“After that amount of time off, it kind of sucks because your body hurts and then you get really sore,” Biles said in a pre-recorded ESPNW interview that aired Thursday. “So you just have to get back into the swing of things. But it felt nice to see my coaches, my teammates, and just to be back on the equipment and in the environment.”

In that same Texas gym three months ago, Biles had a far different outlook. One that would have put fear into any gymnast who still harbored ambition of ending her near-seven-year win streak.

“I never felt more ready this early in the season,” she said. “I was so ready for the Olympics to be this year.”

Biles repeated in interviews the last two months that the Olympic postponement to 2021 was devastating. Thoughts zig-zagged: How do I go on another year, at age 23, in a sport recently dominated by (but not limited to) teenagers?

“I’m getting pretty old,” she said in the interview published Thursday. “Will I be at the top of my game?”

Biles proved the last two years — after a year off — that she can win — and comfortably — while not at her best. She grabbed the 2018 World all-around title by a record margin — with two falls. Last year, she became the most decorated gymnast in world championships history. In Tokyo, she can become the first woman to repeat as Olympic all-around champion, and the only one older than 20, in more than 50 years.

This for a gymnast whose early goal was to earn a college scholarship. Biles did, to UCLA, but had to give it up by turning professional.

“So I’ve exceeded that,” Biles said. “And then I wanted to go to world championships and Olympics, and I’ve been to five worlds and one Olympic Games. So, I’d be more than happy [to walk away].”

After gymnastics, Biles has another goal — to be a voice for foster kids. She was in foster care multiple times before being adopted at age 6 by grandparents Ron and Nellie.

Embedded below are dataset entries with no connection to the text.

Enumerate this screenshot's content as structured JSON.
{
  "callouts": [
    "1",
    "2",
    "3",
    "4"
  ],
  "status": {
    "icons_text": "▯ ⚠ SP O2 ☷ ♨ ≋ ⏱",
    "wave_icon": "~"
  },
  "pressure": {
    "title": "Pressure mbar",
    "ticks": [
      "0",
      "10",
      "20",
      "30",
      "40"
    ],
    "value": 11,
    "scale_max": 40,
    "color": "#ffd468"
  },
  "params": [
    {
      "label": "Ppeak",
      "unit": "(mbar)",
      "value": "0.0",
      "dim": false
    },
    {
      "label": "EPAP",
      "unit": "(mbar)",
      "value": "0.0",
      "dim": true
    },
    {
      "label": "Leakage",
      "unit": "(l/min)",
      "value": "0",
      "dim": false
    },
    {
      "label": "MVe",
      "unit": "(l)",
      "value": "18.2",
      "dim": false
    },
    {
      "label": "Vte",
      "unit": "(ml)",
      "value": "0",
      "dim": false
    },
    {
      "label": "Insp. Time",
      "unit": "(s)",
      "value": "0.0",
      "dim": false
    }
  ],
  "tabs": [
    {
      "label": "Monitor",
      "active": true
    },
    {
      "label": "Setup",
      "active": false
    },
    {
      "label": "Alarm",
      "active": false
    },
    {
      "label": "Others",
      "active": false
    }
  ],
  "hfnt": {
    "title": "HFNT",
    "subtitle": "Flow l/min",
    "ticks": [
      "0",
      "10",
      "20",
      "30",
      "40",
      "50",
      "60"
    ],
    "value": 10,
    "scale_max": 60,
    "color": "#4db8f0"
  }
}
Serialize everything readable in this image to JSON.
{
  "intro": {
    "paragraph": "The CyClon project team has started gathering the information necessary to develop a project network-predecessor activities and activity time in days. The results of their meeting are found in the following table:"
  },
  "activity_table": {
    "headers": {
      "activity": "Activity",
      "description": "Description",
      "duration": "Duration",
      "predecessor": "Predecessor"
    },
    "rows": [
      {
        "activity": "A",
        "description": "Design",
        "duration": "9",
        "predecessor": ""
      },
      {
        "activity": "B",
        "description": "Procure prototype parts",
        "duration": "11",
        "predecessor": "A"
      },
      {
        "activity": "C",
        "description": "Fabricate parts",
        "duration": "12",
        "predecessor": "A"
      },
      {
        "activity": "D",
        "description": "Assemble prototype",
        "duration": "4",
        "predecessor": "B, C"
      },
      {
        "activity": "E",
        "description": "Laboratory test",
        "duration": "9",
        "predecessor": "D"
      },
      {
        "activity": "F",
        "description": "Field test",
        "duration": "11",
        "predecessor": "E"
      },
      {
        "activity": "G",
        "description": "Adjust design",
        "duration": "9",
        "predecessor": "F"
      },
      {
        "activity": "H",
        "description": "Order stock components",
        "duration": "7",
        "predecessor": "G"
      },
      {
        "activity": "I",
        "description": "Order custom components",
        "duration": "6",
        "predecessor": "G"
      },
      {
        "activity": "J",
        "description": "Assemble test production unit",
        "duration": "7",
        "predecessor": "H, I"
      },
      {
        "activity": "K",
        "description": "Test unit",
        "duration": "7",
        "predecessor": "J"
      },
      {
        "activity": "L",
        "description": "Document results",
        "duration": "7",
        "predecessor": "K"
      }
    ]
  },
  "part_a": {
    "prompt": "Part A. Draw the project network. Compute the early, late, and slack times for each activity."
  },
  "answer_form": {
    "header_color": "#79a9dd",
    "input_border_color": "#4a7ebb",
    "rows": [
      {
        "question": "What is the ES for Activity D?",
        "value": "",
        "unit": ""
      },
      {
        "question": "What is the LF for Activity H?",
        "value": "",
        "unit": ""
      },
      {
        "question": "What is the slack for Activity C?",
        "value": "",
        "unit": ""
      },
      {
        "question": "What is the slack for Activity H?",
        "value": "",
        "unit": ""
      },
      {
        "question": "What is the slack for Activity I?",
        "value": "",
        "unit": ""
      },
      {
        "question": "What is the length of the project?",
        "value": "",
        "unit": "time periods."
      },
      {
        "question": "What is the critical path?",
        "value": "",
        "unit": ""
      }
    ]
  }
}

Those plans, along with so much else for Biles and so many others, have been pushed back a full year.

“I was already being mentally drained and almost, not done with the sport, but just going into the gym and feeling tired and being like, OK, I’m going to get my stuff [done], get out,” she said. “We have this one end goal, and now that it’s postponed another [year], it’s just like, how are we going to deal with that? We’re already being drained, and so it’s to keep the fire in the sport within yourself alive.”

MORE: Top U.S. gymnasts disagree with Tokyo Olympic age rule

OlympicTalk is on Apple News. Favorite us!

2022 Pan Pacific Championships canceled as swimming calendar shifts

Getty Images
Leave a comment

The Pan Pacific Swimming Championships, a quadrennial major international meet, will not be held in 2022 “out of respect for the recent changes to the international sporting calendar,” according to a press release.

The Pan Pacs’ charter nations — the U.S., Australia, Canada and Japan — agreed to the move. The 2026 event will be held in Canada, which was supposed to be the 2022 host.

The decision came after the 2021 World Championships were moved to May 2022, following the Tokyo Olympics moving from 2020 to 2021 due to the coronavirus pandemic. The quadrennial multi-sport Commonwealth Games — which includes Australia and Canada, but not the U.S. or Japan — are scheduled for July 27-Aug. 7, 2022.

“Organizing a third major championships in that window presented several challenges,” according to the Pan Pacs release.

Pan Pacs mark the third-biggest major international meet for U.S. swimmers, held in non-Olympic, non-world championships years.

MORE: Caeleb Dressel co-hosts a podcast. It’s not about swimming.

OlympicTalk is on Apple News. Favorite us!